Critical Thinking and Problem Solving: Students think critically, analytically, and creatively. They know how to find, evaluate, and synthesize information to construct arguments. They can design their own solutions to complex problems.
All math teachers will tell you they want students to be critical thinkers and problem solvers. Yet we see plenty of evidence that most students are not performing as well as we would hope. Given that only about one-third of eighth graders in the US are proficient in math, and that over 60% of community college students are required to enroll in developmental math courses, it seems clear that our current practices are not improving student thinking and problem-solving ability in mathematics.
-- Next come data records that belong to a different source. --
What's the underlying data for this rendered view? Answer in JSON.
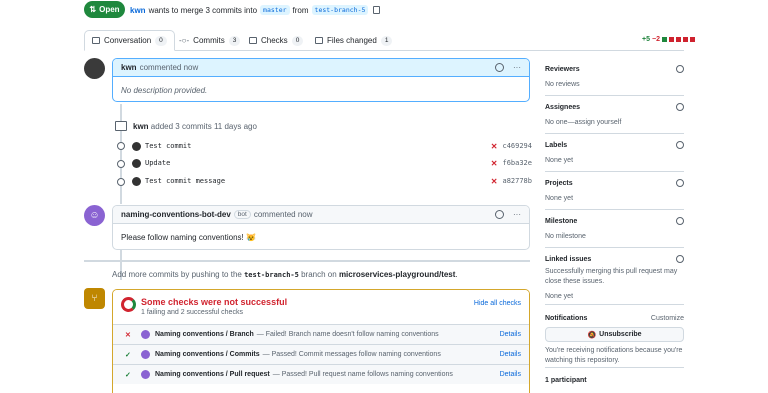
{
  "header": {
    "status": "Open",
    "author": "kwn",
    "merge_text": "wants to merge 3 commits into",
    "base_branch": "master",
    "from_text": "from",
    "head_branch": "test-branch-5"
  },
  "tabs": [
    {
      "label": "Conversation",
      "count": "0"
    },
    {
      "label": "Commits",
      "count": "3"
    },
    {
      "label": "Checks",
      "count": "0"
    },
    {
      "label": "Files changed",
      "count": "1"
    }
  ],
  "diffstat": {
    "additions": "+5",
    "deletions": "−2"
  },
  "first_comment": {
    "author": "kwn",
    "time": "commented now",
    "body": "No description provided."
  },
  "commits_event": {
    "author": "kwn",
    "text": "added 3 commits 11 days ago"
  },
  "commits": [
    {
      "message": "Test commit",
      "sha": "c469294"
    },
    {
      "message": "Update",
      "sha": "f6ba32e"
    },
    {
      "message": "Test commit message",
      "sha": "a82778b"
    }
  ],
  "bot_comment": {
    "author": "naming-conventions-bot-dev",
    "label": "bot",
    "time": "commented now",
    "body": "Please follow naming conventions! 😿"
  },
  "push_hint": {
    "prefix": "Add more commits by pushing to the",
    "branch": "test-branch-5",
    "middle": "branch on",
    "repo": "microservices-playground/test",
    "suffix": "."
  },
  "checks": {
    "title": "Some checks were not successful",
    "subtitle": "1 failing and 2 successful checks",
    "hide_label": "Hide all checks",
    "rows": [
      {
        "status": "fail",
        "name": "Naming conventions / Branch",
        "desc": "— Failed! Branch name doesn't follow naming conventions",
        "action": "Details"
      },
      {
        "status": "pass",
        "name": "Naming conventions / Commits",
        "desc": "— Passed! Commit messages follow naming conventions",
        "action": "Details"
      },
      {
        "status": "pass",
        "name": "Naming conventions / Pull request",
        "desc": "— Passed! Pull request name follows naming conventions",
        "action": "Details"
      }
    ]
  },
  "sidebar": {
    "reviewers": {
      "title": "Reviewers",
      "value": "No reviews"
    },
    "assignees": {
      "title": "Assignees",
      "value": "No one—assign yourself"
    },
    "labels": {
      "title": "Labels",
      "value": "None yet"
    },
    "projects": {
      "title": "Projects",
      "value": "None yet"
    },
    "milestone": {
      "title": "Milestone",
      "value": "No milestone"
    },
    "linked_issues": {
      "title": "Linked issues",
      "value": "Successfully merging this pull request may close these issues.",
      "value2": "None yet"
    },
    "notifications": {
      "title": "Notifications",
      "customize": "Customize",
      "button": "Unsubscribe",
      "note": "You're receiving notifications because you're watching this repository."
    },
    "participants": {
      "title": "1 participant"
    }
  },
  "colors": {
    "success": "#1f883d",
    "danger": "#d1242f",
    "accent": "#0969da",
    "warning_border": "#d4a72c"
  }
}
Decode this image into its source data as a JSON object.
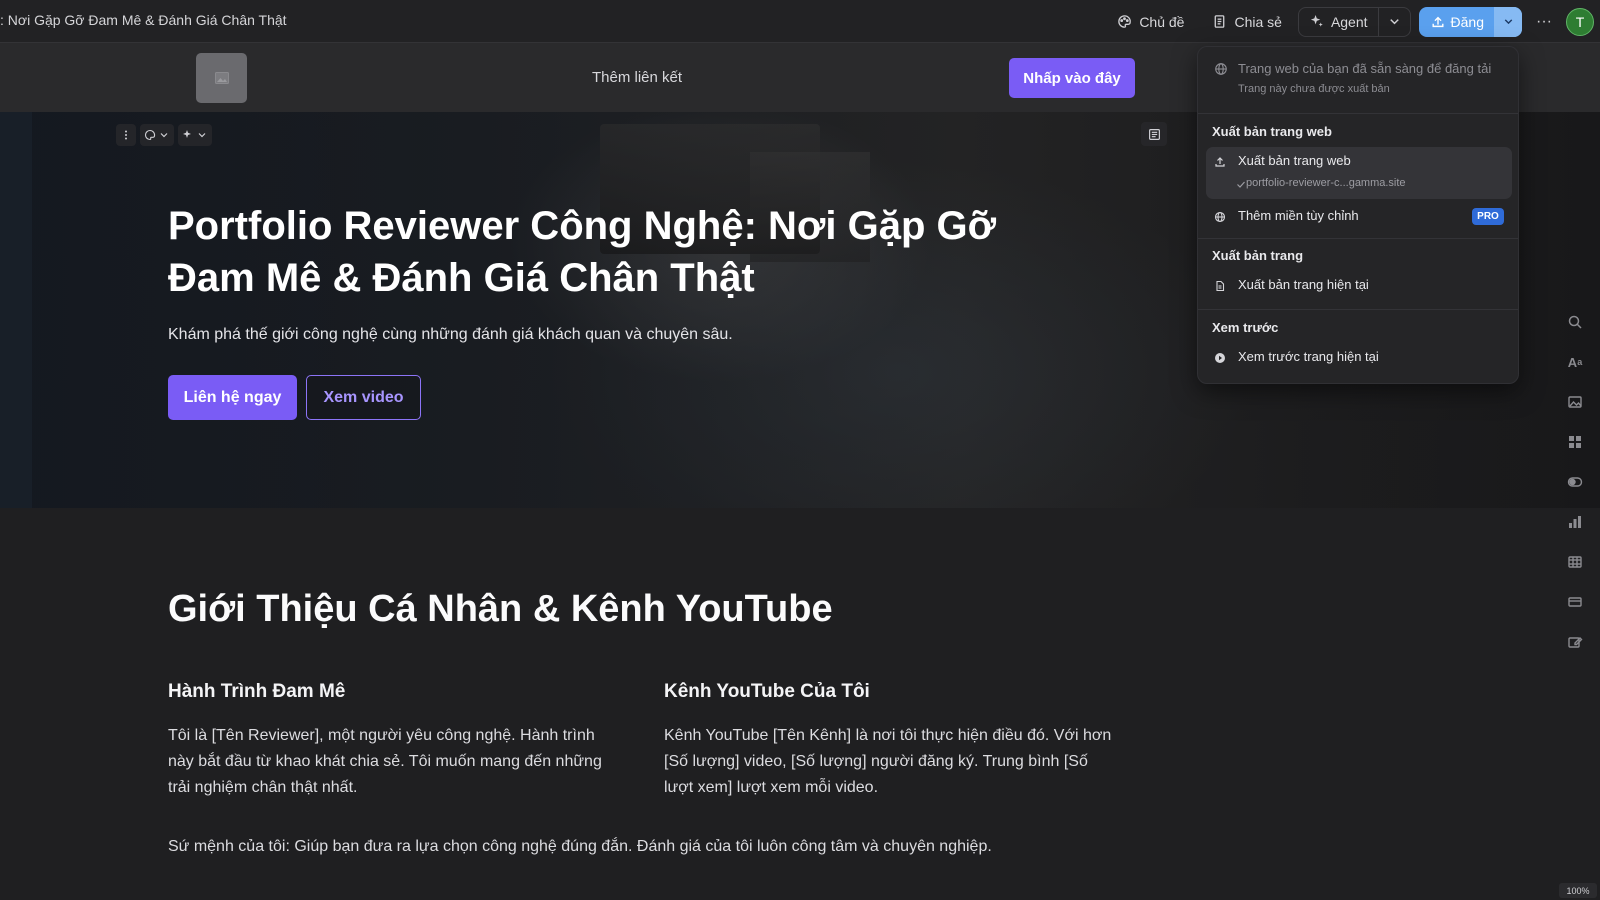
{
  "document": {
    "title": ": Nơi Gặp Gỡ Đam Mê & Đánh Giá Chân Thật"
  },
  "toolbar": {
    "theme_label": "Chủ đề",
    "share_label": "Chia sẻ",
    "agent_label": "Agent",
    "publish_label": "Đăng",
    "more_label": "···",
    "avatar_initial": "T",
    "publish_color": "#5aa0ee"
  },
  "nav": {
    "add_link_label": "Thêm liên kết",
    "cta_label": "Nhấp vào đây",
    "cta_color": "#7a5cf5"
  },
  "hero": {
    "title": "Portfolio Reviewer Công Nghệ: Nơi Gặp Gỡ Đam Mê & Đánh Giá Chân Thật",
    "subtitle": "Khám phá thế giới công nghệ cùng những đánh giá khách quan và chuyên sâu.",
    "primary_button": "Liên hệ ngay",
    "secondary_button": "Xem video"
  },
  "intro": {
    "section_title": "Giới Thiệu Cá Nhân & Kênh YouTube",
    "left_heading": "Hành Trình Đam Mê",
    "left_text": "Tôi là [Tên Reviewer], một người yêu công nghệ. Hành trình này bắt đầu từ khao khát chia sẻ. Tôi muốn mang đến những trải nghiệm chân thật nhất.",
    "right_heading": "Kênh YouTube Của Tôi",
    "right_text": "Kênh YouTube [Tên Kênh] là nơi tôi thực hiện điều đó. Với hơn [Số lượng] video, [Số lượng] người đăng ký. Trung bình [Số lượt xem] lượt xem mỗi video.",
    "mission": "Sứ mệnh của tôi: Giúp bạn đưa ra lựa chọn công nghệ đúng đắn. Đánh giá của tôi luôn công tâm và chuyên nghiệp."
  },
  "publish_menu": {
    "status_title": "Trang web của bạn đã sẵn sàng để đăng tải",
    "status_sub": "Trang này chưa được xuất bản",
    "section_web": "Xuất bản trang web",
    "item_publish_web": "Xuất bản trang web",
    "item_publish_web_url": "portfolio-reviewer-c...gamma.site",
    "item_custom_domain": "Thêm miền tùy chỉnh",
    "pro_badge": "PRO",
    "section_page": "Xuất bản trang",
    "item_publish_page": "Xuất bản trang hiện tại",
    "section_preview": "Xem trước",
    "item_preview": "Xem trước trang hiện tại"
  },
  "status": {
    "zoom": "100%"
  }
}
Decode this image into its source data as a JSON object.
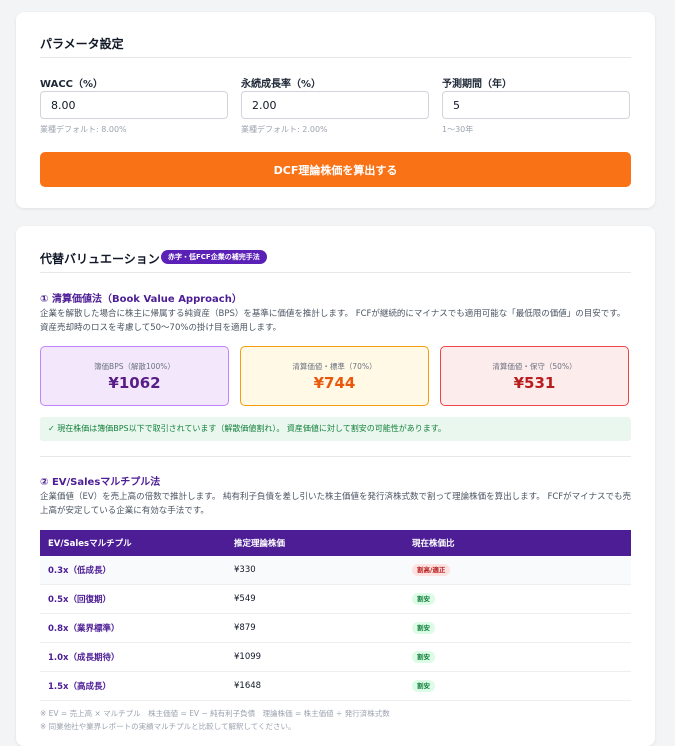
{
  "params": {
    "title": "パラメータ設定",
    "wacc": {
      "label": "WACC（%）",
      "value": "8.00",
      "hint": "業種デフォルト: 8.00%"
    },
    "growth": {
      "label": "永続成長率（%）",
      "value": "2.00",
      "hint": "業種デフォルト: 2.00%"
    },
    "period": {
      "label": "予測期間（年）",
      "value": "5",
      "hint": "1〜30年"
    },
    "button_label": "DCF理論株価を算出する"
  },
  "alt": {
    "title": "代替バリュエーション",
    "badge": "赤字・低FCF企業の補完手法",
    "book": {
      "heading": "① 清算価値法（Book Value Approach）",
      "desc": "企業を解散した場合に株主に帰属する純資産（BPS）を基準に価値を推計します。 FCFが継続的にマイナスでも適用可能な「最低限の価値」の目安です。 資産売却時のロスを考慮して50〜70%の掛け目を適用します。",
      "boxes": [
        {
          "label": "簿価BPS（解散100%）",
          "value": "¥1062"
        },
        {
          "label": "清算価値・標準（70%）",
          "value": "¥744"
        },
        {
          "label": "清算価値・保守（50%）",
          "value": "¥531"
        }
      ],
      "notice": "✓ 現在株価は簿価BPS以下で取引されています（解散価値割れ）。 資産価値に対して割安の可能性があります。"
    },
    "ev": {
      "heading": "② EV/Salesマルチプル法",
      "desc": "企業価値（EV）を売上高の倍数で推計します。 純有利子負債を差し引いた株主価値を発行済株式数で割って理論株価を算出します。 FCFがマイナスでも売上高が安定している企業に有効な手法です。",
      "headers": [
        "EV/Salesマルチプル",
        "推定理論株価",
        "現在株価比"
      ],
      "rows": [
        {
          "multiple": "0.3x（低成長）",
          "price": "¥330",
          "status": "割高/適正",
          "color": "#b91c1c"
        },
        {
          "multiple": "0.5x（回復期）",
          "price": "¥549",
          "status": "割安",
          "color": "#15803d"
        },
        {
          "multiple": "0.8x（業界標準）",
          "price": "¥879",
          "status": "割安",
          "color": "#15803d"
        },
        {
          "multiple": "1.0x（成長期待）",
          "price": "¥1099",
          "status": "割安",
          "color": "#15803d"
        },
        {
          "multiple": "1.5x（高成長）",
          "price": "¥1648",
          "status": "割安",
          "color": "#15803d"
        }
      ],
      "footnotes": [
        "※ EV = 売上高 × マルチプル　株主価値 = EV − 純有利子負債　理論株価 = 株主価値 ÷ 発行済株式数",
        "※ 同業他社や業界レポートの実績マルチプルと比較して解釈してください。"
      ]
    }
  }
}
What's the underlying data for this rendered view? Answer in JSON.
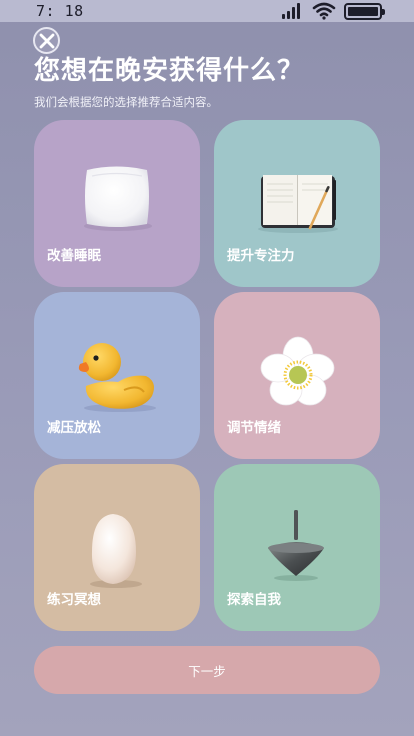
{
  "status": {
    "time": "7: 18"
  },
  "header": {
    "title": "您想在晚安获得什么？",
    "subtitle": "我们会根据您的选择推荐合适内容。"
  },
  "options": [
    {
      "label": "改善睡眠",
      "color": "#b7a3c8",
      "icon": "pillow-icon"
    },
    {
      "label": "提升专注力",
      "color": "#9fc6c9",
      "icon": "notebook-icon"
    },
    {
      "label": "减压放松",
      "color": "#a5b4d8",
      "icon": "rubber-duck-icon"
    },
    {
      "label": "调节情绪",
      "color": "#d6b1bd",
      "icon": "flower-icon"
    },
    {
      "label": "练习冥想",
      "color": "#d4bca3",
      "icon": "egg-icon"
    },
    {
      "label": "探索自我",
      "color": "#9dc8b6",
      "icon": "spinning-top-icon"
    }
  ],
  "footer": {
    "next_label": "下一步",
    "next_color": "#d6a8ab"
  }
}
One reason for this disconnect between our goals and reality is that the last element of the Deeper Learning description above is often lacking in math classes, including Algebra 1: Students can design their own solutions. How often in our math courses are students given time and opportunity to design their own solutions to any math problems—whether simple or complex? As an example, most adults have difficulty remembering much from their math courses. They often recall things like “PEMDAS,” “Carry the one,” “Isolate the variable,” “Bring down a zero,” “FOIL,” “Invert and multiply,” and “DIRT (d = rt).” Though most adults recall or recognize these things from school, they typically remember or understand very little about what each of them mean mathematically, much like my Geometry students on the final.
Using the lens of Deeper Learning, the reason why each of these shortcuts and acronyms does not improve students’ critical thinking and problem-solving ability is that these aren’t solutions that were designed by students. Students are being provided with answers to questions they have never asked, and being given strategies for solving problems they don’t fully understand. From a student’s point of view, these are all solution strategies designed by someone else from a position of advanced expertise. And in many cases, these shortcuts are actually incorrect and can inhibit student transfer as has been documented in the books Nix The Tricks, Young Mathematicians at Work, and others.
To ensure student success in Algebra 1 and beyond, students need to think on their own and design their own solutions to problems. Often, people oversimplify this approach by calling it “discovery learning,” which seems to communicate that we need each student to re-invent the mathematical wheel for every concept and skill in the curriculum. In reality, better ways to describe the Deeper Learning solution design process are “making sense,” “understanding,” or “deeper learning.” What might look to an adult as “reinventing” is actually “sense-making” in the mind of the learner. Our job as educators and curriculum developers is to ensure students are on an appropriate learning pathway to hone their strategies and improve their efficiency. A New York Times piece called “The Problem With Math Problems: We’re Solving Them Wrong” has great advice from Tracy Zager, Steven Strogatz, and Christopher Danielson that can help parents and teachers support the learning process.
I have no doubt that if my tenth graders had spent more time in ninth grade designing their own solutions to problems involving distances and rates, they would have actually understood and been able to apply not only d = rt but also d ÷ r = t and r = d ÷ t. That genuine understanding would not have been forgotten in a year’s time, and they would have quickly and easily solved my bonus final exam question.
Though most students missed that bonus problem on my final, I was proud to have one student to whom I gave full bonus credit even though he didn’t show me any work. After writing “I don’t know the answer,” he wrote a short note thanking me for a great year in Geometry and wishing me a fun summer. But after signing off, he wrote a P.S.: “Now that I think about it, both trips will be just about an hour long. But traveling 49 km at 50 kph will get you there faster—in a bit less than an hour.” As a teacher, my goal is to make sure every student has enough time, opportunity, and engagement to honestly say, “Now that I’ve thought about it.”
* Even though they were supposed to have learned how to solve this type of problem in Algebra 1, I considered it a bonus problem in Geometry because I had never introduced a problem like it in class. Given the Geometry curriculum, it would not have been fair or transparent to hold students accountable for that learning outcome.